The language educator’s role is to begin the process by providing access to knowledge that will raise awareness of issues. Increases in knowledge and awareness inevitably lead to a change in attitude about how a specific issue is perceived. Language classes that focus on higher levels of language production such as writing or debate courses that encompass rhetorical skills in cause and effect analysis or evaluative ability naturally help to develop students’ critical thinking skills. Using global themes in such courses will also help to provide those students with the opportunity to develop the skills to take action and participate as global citizens for the betterment of the global community.
Pedagogical Reasons for Using Global Issues as Lesson Themes
Although the major goals of introducing global issues into language lessons are to raise consciousness and to promote socially responsible behavior, there are also several pedagogical reasons as well. Lesson materials for using global issues themes in a language classroom can and should be authentic. That is the lesson materials represent real-world issues using common vocabulary and rhetoric. The use of authentic materials in second language teaching intensifies the meaningfulness of content. Meaningful content can be a factor that facilitates the acquisition of language in content-based instruction because meaningful learning increases retention of new knowledge and information.
Use Authentic Materials
Integrate 4 skills
Content-Based/Theme Based Instruction
Inspire Independent Learners
Tips for Teachers
Perhaps, a pressing question might be, “How should a language teacher select a particular global issue for a lesson theme?” The answer to this question depends on the answer to two other questions: Who are the students? And, what are their needs?
Since the primary focus of this discussion is on language teaching, it is essential to first consider the needs of the language learner. Therefore, before selecting a global issue as a theme and before designing materials for a lesson, the language teacher needs to consider the following assumptions:
1) The younger the students are the less likely they will be able to understand abstract concepts and intricate cause-and-effect relationship involved in the detailed explanations of global issues. The teaching implication of this is to keep the content material about a particular global challenge simple and within the realm of understanding for children and young teens.
2) The lower the proficiency level, the less likely students will be able to use intricate language patterns and high level vocabulary to express opinions and ideas about global issues in the target language. The teaching implication of this is to focus more on receptive skills (reading and listening) and use materials that provide scaffolding of target language structures. It would also be useful to include visual media (pictures and videos) in order to maximize the comprehensibility of new vocabulary.
3) The greater the social distance between local issues familiar to a language learner and a global issue introduced into the language classroom, the more difficult it will be for the language learner to understand. Additionally, a lack of understanding for a lesson theme may result in a lack of interest and motivation for the language lesson. The teaching implication here is to try to connect content material about global issues to students’ lives or to local issues that are familiar to them.

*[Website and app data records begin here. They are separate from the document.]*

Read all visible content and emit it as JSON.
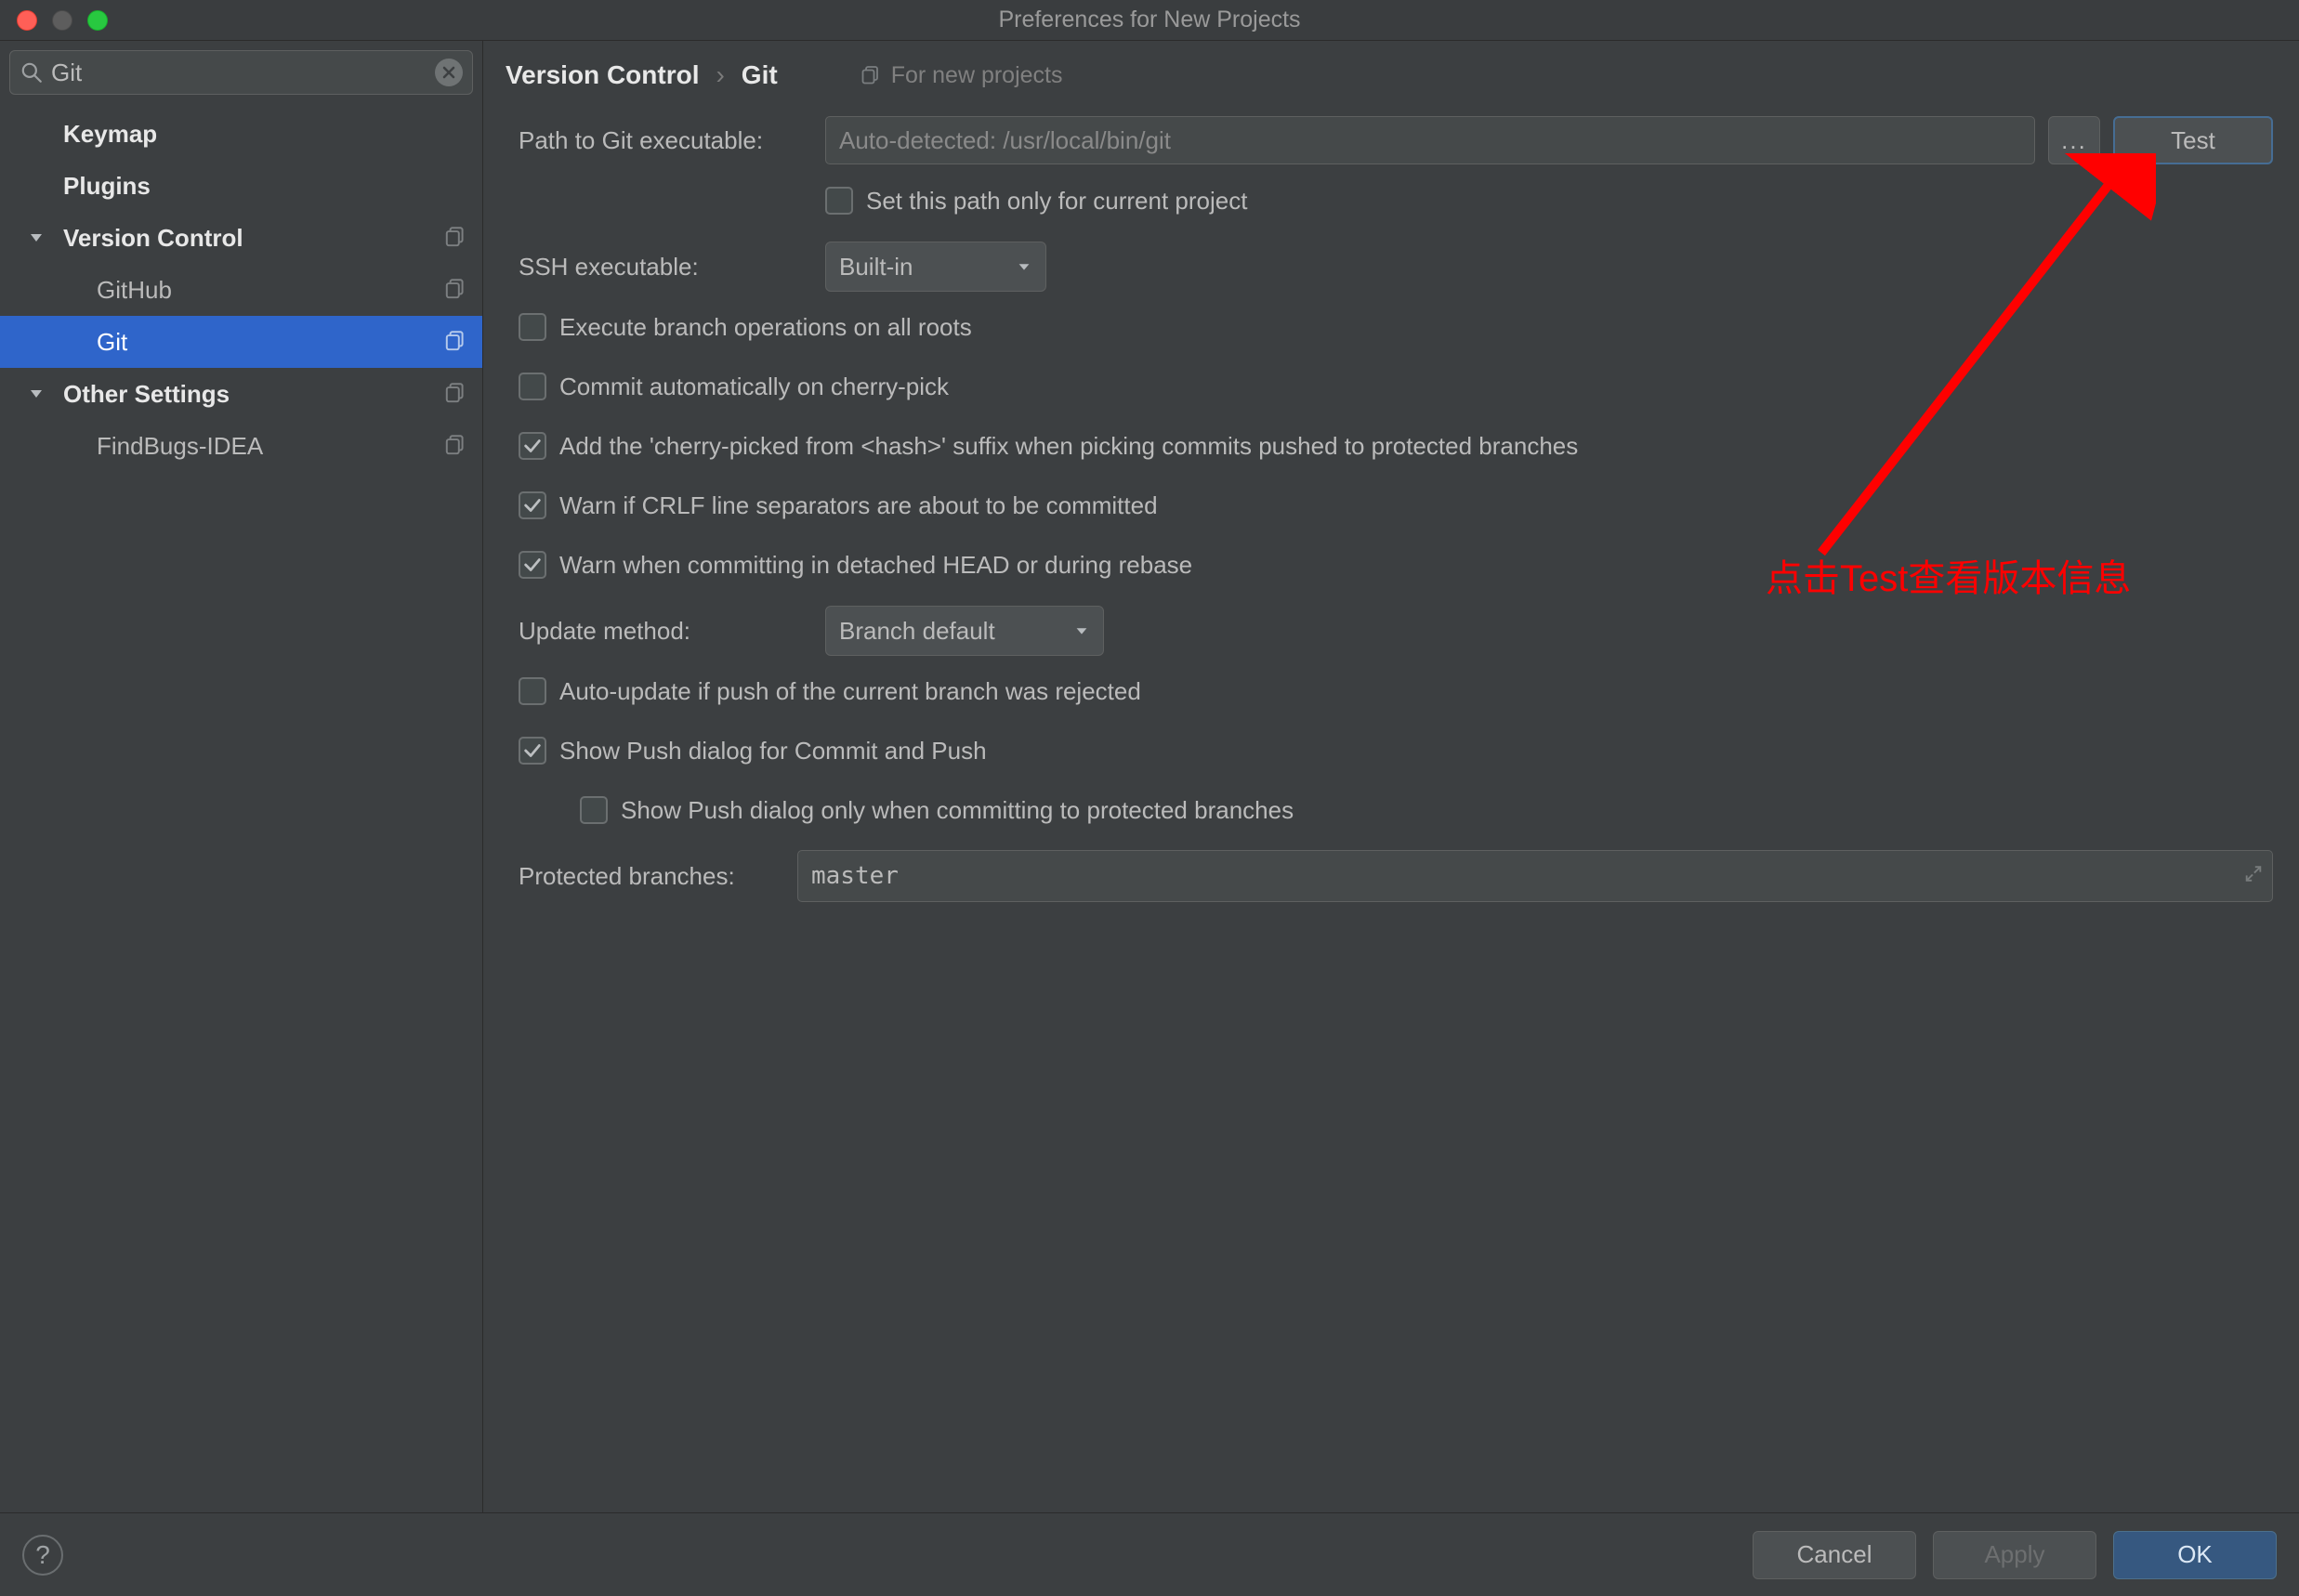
{
  "window": {
    "title": "Preferences for New Projects"
  },
  "search": {
    "value": "Git"
  },
  "sidebar": {
    "items": [
      {
        "label": "Keymap",
        "type": "top"
      },
      {
        "label": "Plugins",
        "type": "top"
      },
      {
        "label": "Version Control",
        "type": "group",
        "copyable": true
      },
      {
        "label": "GitHub",
        "type": "child",
        "copyable": true
      },
      {
        "label": "Git",
        "type": "child",
        "copyable": true,
        "selected": true
      },
      {
        "label": "Other Settings",
        "type": "group",
        "copyable": true
      },
      {
        "label": "FindBugs-IDEA",
        "type": "child",
        "copyable": true
      }
    ]
  },
  "breadcrumb": {
    "root": "Version Control",
    "leaf": "Git",
    "note": "For new projects"
  },
  "form": {
    "path_label": "Path to Git executable:",
    "path_placeholder": "Auto-detected: /usr/local/bin/git",
    "browse_label": "...",
    "test_label": "Test",
    "set_path_current": {
      "checked": false,
      "label": "Set this path only for current project"
    },
    "ssh_label": "SSH executable:",
    "ssh_value": "Built-in",
    "exec_branch": {
      "checked": false,
      "label": "Execute branch operations on all roots"
    },
    "commit_cherry": {
      "checked": false,
      "label": "Commit automatically on cherry-pick"
    },
    "add_suffix": {
      "checked": true,
      "label": "Add the 'cherry-picked from <hash>' suffix when picking commits pushed to protected branches"
    },
    "warn_crlf": {
      "checked": true,
      "label": "Warn if CRLF line separators are about to be committed"
    },
    "warn_detached": {
      "checked": true,
      "label": "Warn when committing in detached HEAD or during rebase"
    },
    "update_label": "Update method:",
    "update_value": "Branch default",
    "auto_update": {
      "checked": false,
      "label": "Auto-update if push of the current branch was rejected"
    },
    "show_push": {
      "checked": true,
      "label": "Show Push dialog for Commit and Push"
    },
    "show_push_protected": {
      "checked": false,
      "label": "Show Push dialog only when committing to protected branches"
    },
    "protected_label": "Protected branches:",
    "protected_value": "master"
  },
  "footer": {
    "help": "?",
    "cancel": "Cancel",
    "apply": "Apply",
    "ok": "OK"
  },
  "annotation": {
    "text": "点击Test查看版本信息"
  }
}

4) Students do not need to understand all the intricate connections of a particular global issue to benefit from using the issue as a theme in the language classroom. The primary goal of incorporating global issues as themes into language lessons is to begin to raise students’ awareness.
KEEP IN MIND
Try not to be judgmental.
Try to avoid over-generalizations.
You don’t have to be an expert.
Try to avoid an “us” vs. “them” or “we” vs. “you” tone.